Records provided Start Marker

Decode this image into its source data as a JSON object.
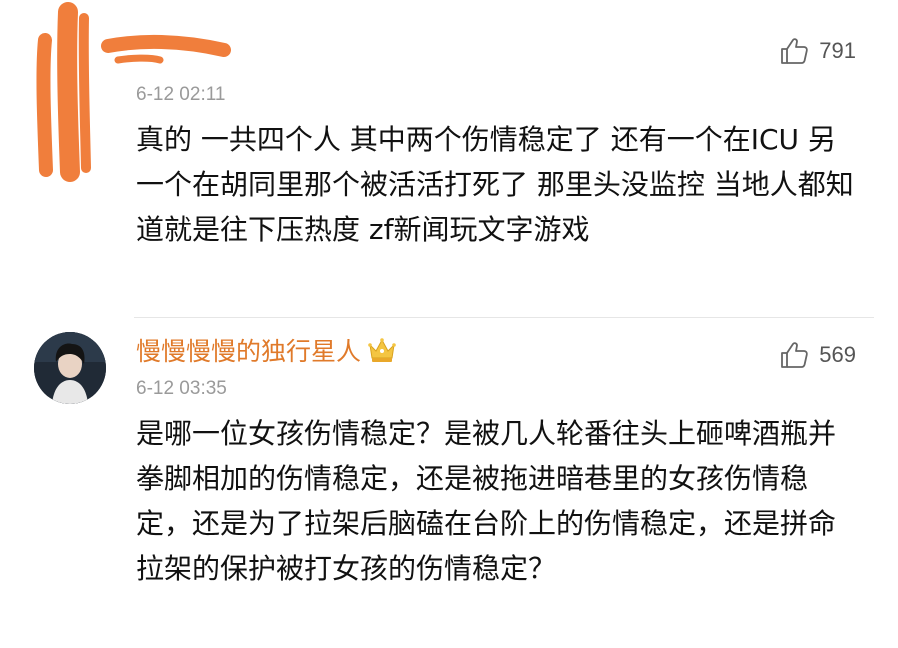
{
  "comments": [
    {
      "time": "6-12 02:11",
      "likes": "791",
      "text": "真的 一共四个人 其中两个伤情稳定了 还有一个在ICU 另一个在胡同里那个被活活打死了 那里头没监控 当地人都知道就是往下压热度 zf新闻玩文字游戏"
    },
    {
      "username": "慢慢慢慢的独行星人",
      "time": "6-12 03:35",
      "likes": "569",
      "text": "是哪一位女孩伤情稳定？是被几人轮番往头上砸啤酒瓶并拳脚相加的伤情稳定，还是被拖进暗巷里的女孩伤情稳定，还是为了拉架后脑磕在台阶上的伤情稳定，还是拼命拉架的保护被打女孩的伤情稳定？"
    }
  ],
  "icons": {
    "like": "thumbs-up-outline-icon",
    "badge": "crown-badge-icon"
  },
  "colors": {
    "username": "#e07a2a",
    "redaction": "#f07e3c",
    "time": "#9a9a9a",
    "text": "#111111"
  }
}
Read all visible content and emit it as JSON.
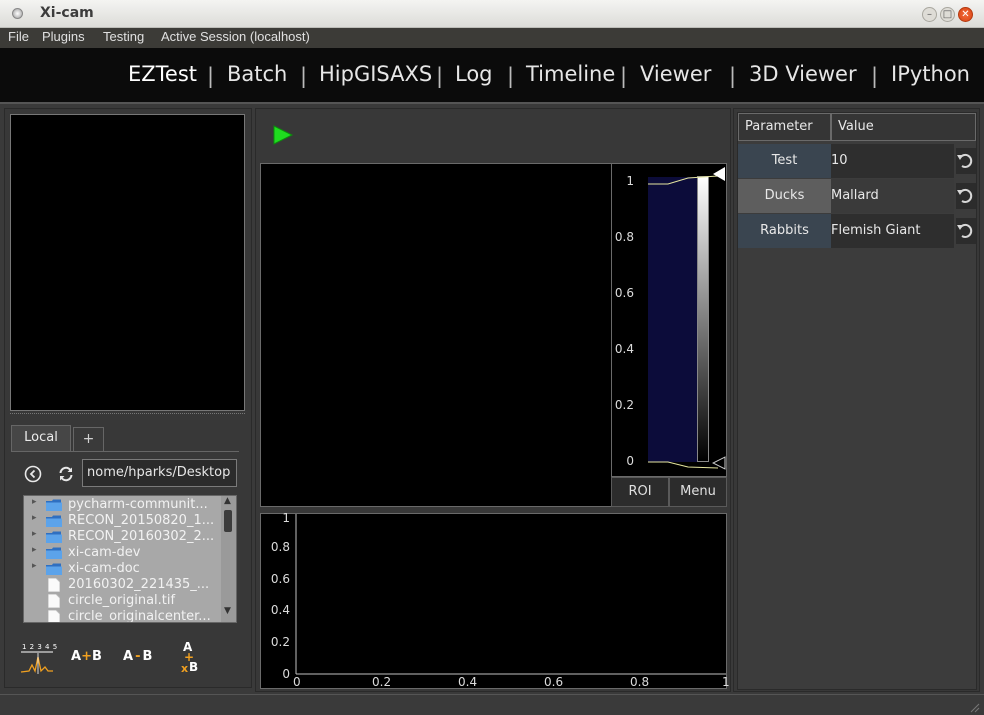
{
  "window": {
    "title": "Xi-cam"
  },
  "menu": [
    "File",
    "Plugins",
    "Testing",
    "Active Session (localhost)"
  ],
  "tabs": [
    {
      "label": "EZTest",
      "active": true
    },
    {
      "label": "Batch"
    },
    {
      "label": "HipGISAXS"
    },
    {
      "label": "Log"
    },
    {
      "label": "Timeline"
    },
    {
      "label": "Viewer"
    },
    {
      "label": "3D Viewer"
    },
    {
      "label": "IPython"
    }
  ],
  "file_browser": {
    "tabs": [
      "Local",
      "+"
    ],
    "path": "nome/hparks/Desktop",
    "items": [
      {
        "name": "pycharm-communit...",
        "type": "folder"
      },
      {
        "name": "RECON_20150820_1...",
        "type": "folder"
      },
      {
        "name": "RECON_20160302_2...",
        "type": "folder"
      },
      {
        "name": "xi-cam-dev",
        "type": "folder"
      },
      {
        "name": "xi-cam-doc",
        "type": "folder"
      },
      {
        "name": "20160302_221435_...",
        "type": "file"
      },
      {
        "name": "circle_original.tif",
        "type": "file"
      },
      {
        "name": "circle_originalcenter...",
        "type": "file"
      }
    ]
  },
  "ops": {
    "peaks_label": "1 2 3 4 5",
    "a_plus_b": {
      "a": "A",
      "op": "+",
      "b": "B"
    },
    "a_minus_b": {
      "a": "A",
      "op": "-",
      "b": "B"
    },
    "stack": {
      "a": "A",
      "plus": "+",
      "x": "x",
      "b": "B"
    }
  },
  "histogram": {
    "ticks": [
      "1",
      "0.8",
      "0.6",
      "0.4",
      "0.2",
      "0"
    ],
    "roi_label": "ROI",
    "menu_label": "Menu"
  },
  "plot": {
    "y_ticks": [
      "1",
      "0.8",
      "0.6",
      "0.4",
      "0.2",
      "0"
    ],
    "x_ticks": [
      "0",
      "0.2",
      "0.4",
      "0.6",
      "0.8",
      "1"
    ]
  },
  "params": {
    "headers": [
      "Parameter",
      "Value"
    ],
    "rows": [
      {
        "name": "Test",
        "value": "10"
      },
      {
        "name": "Ducks",
        "value": "Mallard"
      },
      {
        "name": "Rabbits",
        "value": "Flemish Giant"
      }
    ]
  },
  "colors": {
    "play": "#1fdc1f",
    "accent_orange": "#f0a020",
    "hist_fill": "#0c0c3a"
  }
}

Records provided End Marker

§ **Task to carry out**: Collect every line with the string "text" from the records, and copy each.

§ **Response**:
      "text": "真的 一共四个人 其中两个伤情稳定了 还有一个在ICU 另一个在胡同里那个被活活打死了 那里头没监控 当地人都知道就是往下压热度 zf新闻玩文字游戏"
      "text": "是哪一位女孩伤情稳定？是被几人轮番往头上砸啤酒瓶并拳脚相加的伤情稳定，还是被拖进暗巷里的女孩伤情稳定，还是为了拉架后脑磕在台阶上的伤情稳定，还是拼命拉架的保护被打女孩的伤情稳定？"
    "text": "#111111"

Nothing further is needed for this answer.